A majority of voters think the government is playing “peeping Tom” when it comes to journalists’ privacy in the United States.
According to a Rasmussen poll released Tuesday, 59 percent of voters believe it is somewhat likely the U.S. government spies on critical journalists and political opponents, including 36 percent who think it’s very likely.
The poll report went on:
After [Fox News host Tucker Carlson] said on his June 28 broadcast that the National Security Agency [NSA] was intercepting his communications, many news organizations dismissed this claim as implausible. However, most voters have long believed the U.S. government spies on political opponents – in January 2019, 61 percent thought such surveillance was at least somewhat likely.

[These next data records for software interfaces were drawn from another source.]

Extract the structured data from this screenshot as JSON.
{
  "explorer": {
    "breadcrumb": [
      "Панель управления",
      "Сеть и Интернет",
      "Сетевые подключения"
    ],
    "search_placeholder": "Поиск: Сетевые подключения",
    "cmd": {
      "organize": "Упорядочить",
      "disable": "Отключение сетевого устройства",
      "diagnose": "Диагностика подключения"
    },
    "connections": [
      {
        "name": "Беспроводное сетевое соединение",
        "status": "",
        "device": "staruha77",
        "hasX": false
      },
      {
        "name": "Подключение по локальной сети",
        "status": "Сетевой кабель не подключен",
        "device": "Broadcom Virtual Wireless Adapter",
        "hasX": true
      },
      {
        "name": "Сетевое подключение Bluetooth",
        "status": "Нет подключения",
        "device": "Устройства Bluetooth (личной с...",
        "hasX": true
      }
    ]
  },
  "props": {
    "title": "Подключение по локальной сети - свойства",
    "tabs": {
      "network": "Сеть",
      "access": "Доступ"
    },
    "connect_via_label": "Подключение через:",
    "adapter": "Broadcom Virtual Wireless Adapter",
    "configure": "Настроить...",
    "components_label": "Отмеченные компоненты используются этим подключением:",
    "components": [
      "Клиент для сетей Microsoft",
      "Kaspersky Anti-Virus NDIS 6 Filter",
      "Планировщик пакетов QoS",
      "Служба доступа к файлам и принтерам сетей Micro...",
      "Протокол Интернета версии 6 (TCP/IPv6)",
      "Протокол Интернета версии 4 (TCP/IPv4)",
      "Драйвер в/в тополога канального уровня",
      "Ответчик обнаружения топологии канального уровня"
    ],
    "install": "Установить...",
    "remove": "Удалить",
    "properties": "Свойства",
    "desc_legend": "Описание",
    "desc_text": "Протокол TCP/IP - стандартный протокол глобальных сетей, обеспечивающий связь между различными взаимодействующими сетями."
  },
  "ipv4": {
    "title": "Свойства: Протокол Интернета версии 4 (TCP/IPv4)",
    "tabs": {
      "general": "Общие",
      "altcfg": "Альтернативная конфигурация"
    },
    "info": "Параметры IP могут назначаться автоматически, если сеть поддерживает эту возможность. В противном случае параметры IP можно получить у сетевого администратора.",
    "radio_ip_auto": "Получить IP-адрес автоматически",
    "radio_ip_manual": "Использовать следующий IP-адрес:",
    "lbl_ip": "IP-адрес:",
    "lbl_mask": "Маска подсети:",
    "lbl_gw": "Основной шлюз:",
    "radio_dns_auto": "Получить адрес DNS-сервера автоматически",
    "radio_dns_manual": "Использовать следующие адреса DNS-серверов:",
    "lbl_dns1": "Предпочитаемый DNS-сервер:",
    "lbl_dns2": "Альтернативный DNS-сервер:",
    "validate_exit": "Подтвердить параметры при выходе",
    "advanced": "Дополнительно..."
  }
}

In late June, Carlson said a government whistleblower told him he was being spied on. The whistleblower reportedly “revealed details of a story they had been working on that could have only been known through texts and emails,” Breitbart News previously reported. The NSA responded to Carlson saying he was not a target, but they did not deny intercepting his electronic communications.

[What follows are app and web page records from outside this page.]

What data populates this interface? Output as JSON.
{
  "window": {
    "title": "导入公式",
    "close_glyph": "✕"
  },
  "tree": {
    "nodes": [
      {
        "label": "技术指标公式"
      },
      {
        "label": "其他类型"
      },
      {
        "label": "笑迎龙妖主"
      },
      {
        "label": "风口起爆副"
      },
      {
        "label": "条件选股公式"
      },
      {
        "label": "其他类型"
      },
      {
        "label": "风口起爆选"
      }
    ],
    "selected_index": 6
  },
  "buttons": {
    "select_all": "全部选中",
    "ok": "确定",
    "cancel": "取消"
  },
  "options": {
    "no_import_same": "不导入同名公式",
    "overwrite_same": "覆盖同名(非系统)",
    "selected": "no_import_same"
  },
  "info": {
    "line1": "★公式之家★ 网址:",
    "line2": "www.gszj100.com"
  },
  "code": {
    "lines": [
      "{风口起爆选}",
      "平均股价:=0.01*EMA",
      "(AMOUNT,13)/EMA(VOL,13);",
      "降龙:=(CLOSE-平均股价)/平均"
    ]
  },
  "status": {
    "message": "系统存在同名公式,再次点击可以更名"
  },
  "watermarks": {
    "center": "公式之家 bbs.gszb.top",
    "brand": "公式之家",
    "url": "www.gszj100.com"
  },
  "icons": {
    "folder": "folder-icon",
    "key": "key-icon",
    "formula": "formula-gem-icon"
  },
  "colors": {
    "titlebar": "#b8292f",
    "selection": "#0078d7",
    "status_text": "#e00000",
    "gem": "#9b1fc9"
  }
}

For those who do believe the government keeps tabs on journalists, 61 percent do not trust the government’s judgement in such surveillance on U.S. citizens.
A majority of voters on both sides of the political aisle tend to agree that government spying is at least somewhat likely, including 66 percent of Republicans, 52 percent of Democrats, and 57 percent of unaffiliated voters. However, the rate of Republicans who believe spying is very likely trumps that of Democrats at 44 percent compared to 25 percent.
Young people are more apt to believe the government is surveilling domestic opposition, with 72 percent of voters under 40 saying it is somewhat likely. Fifty-six percent of people 40-64 years old and 46 percent of voters 65 and older think spying is possible.
The NSA’s spying campaigns have been the subject of much controversy for nearly a decade.
In 2013, former NSA contractor Edward Snowden released thousands of documents revealing how the NSA secretly collected millions of Americans’ telephone records. In 2020, the U.S. Court of Appeals for the Ninth Circuit ruled the NSA’s actions violated the Foreign Intelligence Surveillance Act and may well have been unconstitutional, Reuters reported.
“The Biden administration is working with the Senate and House intelligence committees to make amendments to an executive order from the 1980s — it’s called 12333 — to permit the NSA and the CIA to target U.S. citizens as domestic terror threats,” Gorka said. “What they’re doing on Capitol Hill, right now, in closed session, they’re trying to expand — legally — the warrantless surveillance of U.S. citizens by the NSA and the CIA to target Trump supporters as a made-up threat to America.”
According to the poll, those who strongly support Biden are less likely to think the federal government is spying on Americans, with 39 percent saying it is somewhat possible. Out of voters who disapprove of Biden, 75 percent think the government is spying on journalists.
When Biden was first elected, 70 percent of voters were worried about the government spying on American citizens and 40 percent expected domestic government spying to increase under his administration, another poll found.
The survey of 1,000 U.S. likely voters was conducted June 30-July 1, 2021. The margin of sampling error is +/- 3 percentage points with a 95 percent level of confidence.